David Oaks

American mental health activist

David William Oaks (born September 16, 1955, Chicago, Illinois)[1] is a civil rights activist and founder and former executive director of Eugene, Oregon-based MindFreedom International. The organization includes psychiatric survivors and dissident psychiatrists who reject what they say is the "domination" by the biomedical model that defines contemporary psychiatry.[2] Oaks says that the psychiatric drugs that patients take have harmful side effects, and people can often recover without them.[3]

David William Oaks, 2009

Biography change

In the 1970s, David Oaks was a student at Harvard University.
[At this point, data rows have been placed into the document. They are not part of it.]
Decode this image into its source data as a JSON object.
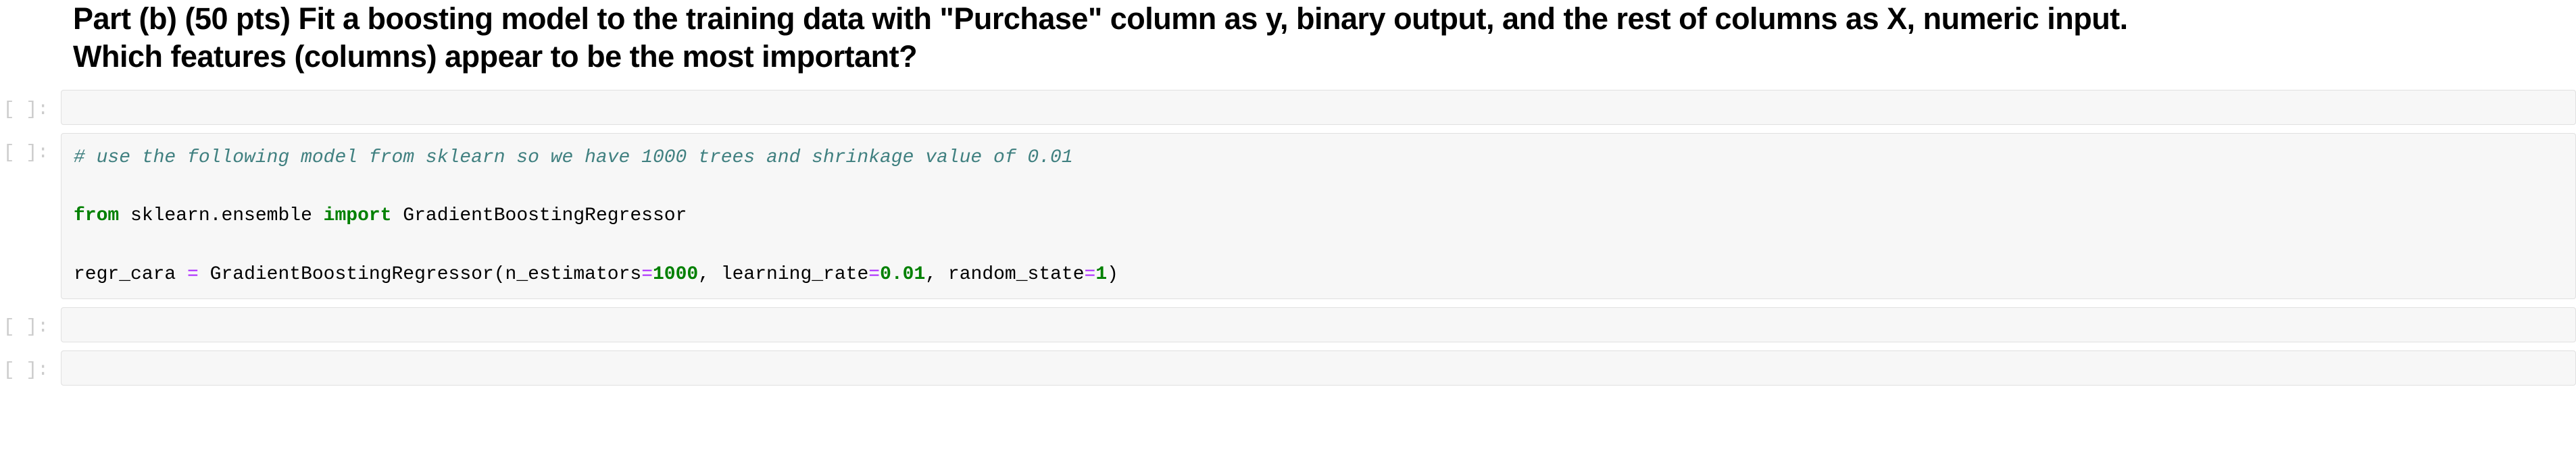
{
  "heading": {
    "line1": "Part (b) (50 pts) Fit a boosting model to the training data with \"Purchase\" column as y, binary output, and the rest of columns as X, numeric input.",
    "line2": "Which features (columns) appear to be the most important?"
  },
  "prompts": {
    "cell1": "[ ]:",
    "cell2": "[ ]:",
    "cell3": "[ ]:",
    "cell4": "[ ]:"
  },
  "code": {
    "comment": "# use the following model from sklearn so we have 1000 trees and shrinkage value of 0.01",
    "import_from": "from",
    "import_module": " sklearn.ensemble ",
    "import_kw": "import",
    "import_name": " GradientBoostingRegressor",
    "assign_var": "regr_cara ",
    "assign_eq": "=",
    "assign_sp": " ",
    "class_name": "GradientBoostingRegressor",
    "open_paren": "(",
    "param1_name": "n_estimators",
    "param1_eq": "=",
    "param1_val": "1000",
    "comma1": ", ",
    "param2_name": "learning_rate",
    "param2_eq": "=",
    "param2_val": "0.01",
    "comma2": ", ",
    "param3_name": "random_state",
    "param3_eq": "=",
    "param3_val": "1",
    "close_paren": ")"
  },
  "chart_data": {
    "type": "table",
    "title": "Jupyter Notebook Code Cells",
    "cells": [
      {
        "prompt": "[ ]:",
        "content": "",
        "type": "code",
        "empty": true
      },
      {
        "prompt": "[ ]:",
        "content": "# use the following model from sklearn so we have 1000 trees and shrinkage value of 0.01\n\nfrom sklearn.ensemble import GradientBoostingRegressor\n\nregr_cara = GradientBoostingRegressor(n_estimators=1000, learning_rate=0.01, random_state=1)",
        "type": "code",
        "empty": false
      },
      {
        "prompt": "[ ]:",
        "content": "",
        "type": "code",
        "empty": true
      },
      {
        "prompt": "[ ]:",
        "content": "",
        "type": "code",
        "empty": true
      }
    ]
  }
}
He was diagnosed as having schizophrenia. He was hospitalized in an institution and forcibly treated with medications. He recovered, he says, by rejecting drugs and getting support from family and friends. Oaks says he "maintains his mental health with exercise, diet, peer counseling and wilderness trips — strategies that are well outside the mainstream thinking of psychiatrists and many patients".[4]

Oaks is on the board of directors for the United States International Council on Disability.[5]

Awards change

  • Lane Independent Living Alliance award in 2011.
  • Utne Reader magazine named Oaks as one of "50 Visionaries" for 2009.
  • Barrier Awareness Day 2003 Leadership Award.
  • 2002 Distinguished Achievement Award from the International Center for the Study of Psychiatry and Psychology.
  • Project Censored award 2000.
  • 1994 David J. Vail National Advocacy Award by National Mental Health Association of Minnesota.[5]

Selected Articles change

  • Oaks, David W. (2007). ‘MindFreedom International: Activism for Human Rights as the Basis for a Nonviolent Revolution in the Mental Health System’. In Peter Stastny & Peter Lehmann (Eds.), Alternatives Beyond Psychiatry (pp. 328–336). Berlin / Eugene / Shrewsbury: Peter Lehmann Publishing. ISBN 978-0-9545428-1-8 (UK), ISBN 978-0-9788399-1-8 (USA).
  • Oaks, David W. (2007). ‘MindFreedom International – Engagement für Menschenrechte als Grundlage einer gewaltfreien Revolution im psychosozialen System’. In Peter Lehmann & Peter Stastny (Eds.), Statt Psychiatrie 2 (pp. 344–352). Berlin / Eugene / Shrewsbury: Antipsychiatrieverlag. ISBN 978-3-925931-38-3.
  • Oaks, David W. (1993). 'Antipsychiatrie und Politik – 20 Jahre Widerstand in den USA' (pp. 443–448). In Kerstin Kempker & Peter Lehmann (Eds.), Statt Psychiatrie. Berlin: Antipsychiatrieverlag. ISBN 3-925931-07-4.

References change

  1. The moral imperative for dialogue with organizations of survivors of coerced psychiatric human rights violations, mindfreedom.org; accessed September 27, 2014.
  2. Oaks, David. "Let's Stop Saying "Mental Illness"". MI Watch. Archived from the original on 12 October 2017. Retrieved 22 February 2012.
  3. Randy Barrett and Neil Munro (Apr 28, 2007). "Paved With Good Intentions?". National Journal.
  4. Gabrielle Glaser (May 11, 2008). "'Mad Pride' Fights a Stigma". New York Times.
  5. 5.0 5.1 United States International Council on Disability (April 21, 2010). "David Oaks and MindFreedom International". Archived from the original on March 4, 2016. Retrieved March 21, 2012.

Other websites change